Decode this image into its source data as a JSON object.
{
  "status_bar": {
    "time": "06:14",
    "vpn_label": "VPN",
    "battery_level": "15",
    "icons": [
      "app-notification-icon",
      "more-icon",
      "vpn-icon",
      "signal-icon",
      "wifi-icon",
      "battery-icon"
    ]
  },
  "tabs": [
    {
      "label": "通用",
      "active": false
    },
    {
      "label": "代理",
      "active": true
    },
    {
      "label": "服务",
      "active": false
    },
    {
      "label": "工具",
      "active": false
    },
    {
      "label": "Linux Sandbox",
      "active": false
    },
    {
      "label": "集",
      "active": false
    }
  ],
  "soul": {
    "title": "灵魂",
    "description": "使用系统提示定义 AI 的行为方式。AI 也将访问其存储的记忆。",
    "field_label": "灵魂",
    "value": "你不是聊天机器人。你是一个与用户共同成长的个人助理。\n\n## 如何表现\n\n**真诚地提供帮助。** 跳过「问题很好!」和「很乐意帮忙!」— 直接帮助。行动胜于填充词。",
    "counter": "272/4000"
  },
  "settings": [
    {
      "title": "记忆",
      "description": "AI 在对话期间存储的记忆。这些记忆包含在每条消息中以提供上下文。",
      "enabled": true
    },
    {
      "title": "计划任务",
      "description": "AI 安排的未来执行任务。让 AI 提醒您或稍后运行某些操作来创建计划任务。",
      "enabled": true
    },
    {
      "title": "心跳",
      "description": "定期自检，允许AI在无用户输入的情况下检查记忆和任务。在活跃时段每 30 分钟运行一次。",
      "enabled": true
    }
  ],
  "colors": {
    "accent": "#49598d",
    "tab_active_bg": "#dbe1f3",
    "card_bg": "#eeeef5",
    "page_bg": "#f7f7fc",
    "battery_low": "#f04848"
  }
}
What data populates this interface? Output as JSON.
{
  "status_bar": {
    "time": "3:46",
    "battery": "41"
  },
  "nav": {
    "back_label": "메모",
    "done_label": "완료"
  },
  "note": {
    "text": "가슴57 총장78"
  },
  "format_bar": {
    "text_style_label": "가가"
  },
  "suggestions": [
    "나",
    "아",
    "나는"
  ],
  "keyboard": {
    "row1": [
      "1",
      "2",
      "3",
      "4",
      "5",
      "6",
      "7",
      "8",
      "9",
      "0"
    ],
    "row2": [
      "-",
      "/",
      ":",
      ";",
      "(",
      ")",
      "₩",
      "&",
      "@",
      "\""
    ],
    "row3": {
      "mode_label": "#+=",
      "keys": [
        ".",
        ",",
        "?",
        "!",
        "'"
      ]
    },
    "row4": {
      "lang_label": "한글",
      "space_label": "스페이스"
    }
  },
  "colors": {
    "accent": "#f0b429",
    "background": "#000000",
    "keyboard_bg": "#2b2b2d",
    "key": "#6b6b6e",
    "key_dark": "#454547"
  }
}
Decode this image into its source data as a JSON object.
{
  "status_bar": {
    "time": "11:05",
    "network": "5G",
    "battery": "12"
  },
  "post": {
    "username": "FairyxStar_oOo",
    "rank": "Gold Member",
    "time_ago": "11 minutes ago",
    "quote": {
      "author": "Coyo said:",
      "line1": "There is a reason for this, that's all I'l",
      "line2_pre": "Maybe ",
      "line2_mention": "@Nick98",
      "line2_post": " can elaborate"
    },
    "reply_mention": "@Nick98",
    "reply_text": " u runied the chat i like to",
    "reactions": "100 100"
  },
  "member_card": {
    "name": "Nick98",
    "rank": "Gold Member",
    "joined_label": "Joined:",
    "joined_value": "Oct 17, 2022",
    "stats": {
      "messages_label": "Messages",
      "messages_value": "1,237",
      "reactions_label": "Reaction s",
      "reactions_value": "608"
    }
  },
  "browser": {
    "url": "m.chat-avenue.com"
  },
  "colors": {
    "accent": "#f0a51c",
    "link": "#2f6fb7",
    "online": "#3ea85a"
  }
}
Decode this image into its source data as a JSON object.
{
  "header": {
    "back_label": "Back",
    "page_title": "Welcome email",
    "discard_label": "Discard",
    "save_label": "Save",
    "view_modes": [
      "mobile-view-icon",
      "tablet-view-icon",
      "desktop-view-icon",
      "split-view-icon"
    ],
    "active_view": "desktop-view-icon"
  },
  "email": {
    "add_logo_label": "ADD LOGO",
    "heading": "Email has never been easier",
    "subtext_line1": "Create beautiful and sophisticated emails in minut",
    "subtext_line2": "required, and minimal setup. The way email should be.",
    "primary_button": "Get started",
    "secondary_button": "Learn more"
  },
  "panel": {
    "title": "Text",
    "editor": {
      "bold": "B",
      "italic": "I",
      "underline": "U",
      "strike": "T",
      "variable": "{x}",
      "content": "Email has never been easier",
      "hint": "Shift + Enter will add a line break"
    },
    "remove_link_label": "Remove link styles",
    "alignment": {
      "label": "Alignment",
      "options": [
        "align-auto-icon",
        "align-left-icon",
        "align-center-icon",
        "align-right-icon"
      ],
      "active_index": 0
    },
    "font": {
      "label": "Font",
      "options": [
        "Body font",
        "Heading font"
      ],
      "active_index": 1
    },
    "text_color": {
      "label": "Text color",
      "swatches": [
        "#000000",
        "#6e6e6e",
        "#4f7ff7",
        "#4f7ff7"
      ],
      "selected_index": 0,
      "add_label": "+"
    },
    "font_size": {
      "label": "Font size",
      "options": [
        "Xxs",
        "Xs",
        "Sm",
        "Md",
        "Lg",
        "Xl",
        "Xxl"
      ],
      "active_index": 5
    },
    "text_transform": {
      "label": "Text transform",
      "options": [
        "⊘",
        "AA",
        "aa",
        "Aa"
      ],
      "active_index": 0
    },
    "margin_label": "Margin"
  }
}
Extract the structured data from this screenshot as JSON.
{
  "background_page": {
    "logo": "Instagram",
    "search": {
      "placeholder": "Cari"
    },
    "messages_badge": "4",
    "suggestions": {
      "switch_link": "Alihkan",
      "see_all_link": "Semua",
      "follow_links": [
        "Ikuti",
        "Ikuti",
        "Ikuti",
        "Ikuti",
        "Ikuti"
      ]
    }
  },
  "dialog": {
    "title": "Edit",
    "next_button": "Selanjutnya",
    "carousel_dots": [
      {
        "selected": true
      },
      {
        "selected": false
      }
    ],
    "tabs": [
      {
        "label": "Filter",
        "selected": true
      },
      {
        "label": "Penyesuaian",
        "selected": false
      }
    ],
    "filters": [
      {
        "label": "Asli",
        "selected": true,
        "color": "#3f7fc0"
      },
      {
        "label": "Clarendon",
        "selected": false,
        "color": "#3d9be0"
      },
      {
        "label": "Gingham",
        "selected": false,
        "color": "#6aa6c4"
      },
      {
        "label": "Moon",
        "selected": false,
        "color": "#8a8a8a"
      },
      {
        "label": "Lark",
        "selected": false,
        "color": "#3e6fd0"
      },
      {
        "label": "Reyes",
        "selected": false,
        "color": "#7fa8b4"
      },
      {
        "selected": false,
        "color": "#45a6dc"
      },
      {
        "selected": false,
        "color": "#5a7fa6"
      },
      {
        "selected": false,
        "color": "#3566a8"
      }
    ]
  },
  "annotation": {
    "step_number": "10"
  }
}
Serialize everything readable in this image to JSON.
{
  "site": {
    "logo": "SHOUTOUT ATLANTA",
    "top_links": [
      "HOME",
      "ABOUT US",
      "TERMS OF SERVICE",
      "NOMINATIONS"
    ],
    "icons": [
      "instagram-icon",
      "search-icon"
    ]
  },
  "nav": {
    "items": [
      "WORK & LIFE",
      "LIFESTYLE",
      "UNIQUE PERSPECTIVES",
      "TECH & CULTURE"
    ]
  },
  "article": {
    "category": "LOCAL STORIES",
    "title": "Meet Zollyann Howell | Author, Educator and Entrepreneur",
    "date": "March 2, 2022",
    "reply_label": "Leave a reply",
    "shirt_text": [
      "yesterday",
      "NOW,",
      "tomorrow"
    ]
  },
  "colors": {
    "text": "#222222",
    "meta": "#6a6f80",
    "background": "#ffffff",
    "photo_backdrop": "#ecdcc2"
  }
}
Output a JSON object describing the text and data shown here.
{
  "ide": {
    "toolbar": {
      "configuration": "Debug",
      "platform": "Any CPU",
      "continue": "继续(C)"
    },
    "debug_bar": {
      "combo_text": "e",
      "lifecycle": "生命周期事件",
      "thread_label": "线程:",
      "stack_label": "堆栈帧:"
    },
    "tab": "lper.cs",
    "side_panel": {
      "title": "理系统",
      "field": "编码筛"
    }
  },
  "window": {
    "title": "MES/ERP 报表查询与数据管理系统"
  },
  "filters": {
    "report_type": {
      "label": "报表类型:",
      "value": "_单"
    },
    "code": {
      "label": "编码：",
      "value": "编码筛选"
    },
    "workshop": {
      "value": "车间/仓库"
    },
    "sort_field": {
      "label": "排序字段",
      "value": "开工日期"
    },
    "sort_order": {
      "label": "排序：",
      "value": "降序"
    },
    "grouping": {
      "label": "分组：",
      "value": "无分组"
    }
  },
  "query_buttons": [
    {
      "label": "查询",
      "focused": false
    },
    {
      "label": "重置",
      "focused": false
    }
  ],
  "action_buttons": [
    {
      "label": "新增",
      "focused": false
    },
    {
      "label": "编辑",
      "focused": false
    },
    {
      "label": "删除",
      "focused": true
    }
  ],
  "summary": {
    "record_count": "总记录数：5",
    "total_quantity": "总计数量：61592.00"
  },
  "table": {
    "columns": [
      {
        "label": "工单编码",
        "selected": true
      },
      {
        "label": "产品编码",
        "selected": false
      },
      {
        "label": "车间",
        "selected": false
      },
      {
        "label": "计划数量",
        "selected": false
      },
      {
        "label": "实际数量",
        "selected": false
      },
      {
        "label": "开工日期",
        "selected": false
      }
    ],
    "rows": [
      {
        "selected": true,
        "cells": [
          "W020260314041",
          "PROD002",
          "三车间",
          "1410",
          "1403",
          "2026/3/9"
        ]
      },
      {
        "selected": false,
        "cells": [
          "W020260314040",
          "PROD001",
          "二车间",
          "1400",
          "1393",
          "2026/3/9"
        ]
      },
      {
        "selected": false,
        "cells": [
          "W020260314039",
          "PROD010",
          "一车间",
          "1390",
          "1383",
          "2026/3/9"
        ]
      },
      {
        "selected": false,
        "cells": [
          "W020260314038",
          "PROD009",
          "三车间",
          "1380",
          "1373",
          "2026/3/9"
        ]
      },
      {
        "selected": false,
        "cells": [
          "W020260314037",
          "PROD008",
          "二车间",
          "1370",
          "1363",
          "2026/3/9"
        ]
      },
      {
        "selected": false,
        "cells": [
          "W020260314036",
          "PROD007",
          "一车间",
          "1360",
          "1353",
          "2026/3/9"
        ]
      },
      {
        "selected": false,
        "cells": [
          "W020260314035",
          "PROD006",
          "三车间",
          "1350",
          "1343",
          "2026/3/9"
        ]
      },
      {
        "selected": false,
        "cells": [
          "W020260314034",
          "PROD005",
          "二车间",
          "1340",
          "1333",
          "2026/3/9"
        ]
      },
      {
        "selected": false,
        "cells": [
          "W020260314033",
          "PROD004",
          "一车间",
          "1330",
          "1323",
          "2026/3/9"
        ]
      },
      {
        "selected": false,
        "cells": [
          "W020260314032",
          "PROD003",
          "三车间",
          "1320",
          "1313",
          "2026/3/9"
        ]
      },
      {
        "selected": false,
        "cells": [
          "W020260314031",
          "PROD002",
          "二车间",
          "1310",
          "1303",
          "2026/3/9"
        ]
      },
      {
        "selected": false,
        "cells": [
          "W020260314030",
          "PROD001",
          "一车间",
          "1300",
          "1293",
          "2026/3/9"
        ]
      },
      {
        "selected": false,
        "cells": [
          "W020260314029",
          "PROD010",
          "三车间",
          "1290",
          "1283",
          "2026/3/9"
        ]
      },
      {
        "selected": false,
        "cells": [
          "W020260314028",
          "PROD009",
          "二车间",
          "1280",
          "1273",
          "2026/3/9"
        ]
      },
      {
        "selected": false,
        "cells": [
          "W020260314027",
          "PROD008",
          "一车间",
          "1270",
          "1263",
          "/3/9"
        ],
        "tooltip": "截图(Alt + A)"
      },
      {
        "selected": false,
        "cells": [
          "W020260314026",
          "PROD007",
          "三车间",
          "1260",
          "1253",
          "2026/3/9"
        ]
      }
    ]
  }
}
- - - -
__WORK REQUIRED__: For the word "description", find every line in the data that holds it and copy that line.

__RESPONSE__:
    "description": "使用系统提示定义 AI 的行为方式。AI 也将访问其存储的记忆。",
      "description": "AI 在对话期间存储的记忆。这些记忆包含在每条消息中以提供上下文。",
      "description": "AI 安排的未来执行任务。让 AI 提醒您或稍后运行某些操作来创建计划任务。",
      "description": "定期自检，允许AI在无用户输入的情况下检查记忆和任务。在活跃时段每 30 分钟运行一次。",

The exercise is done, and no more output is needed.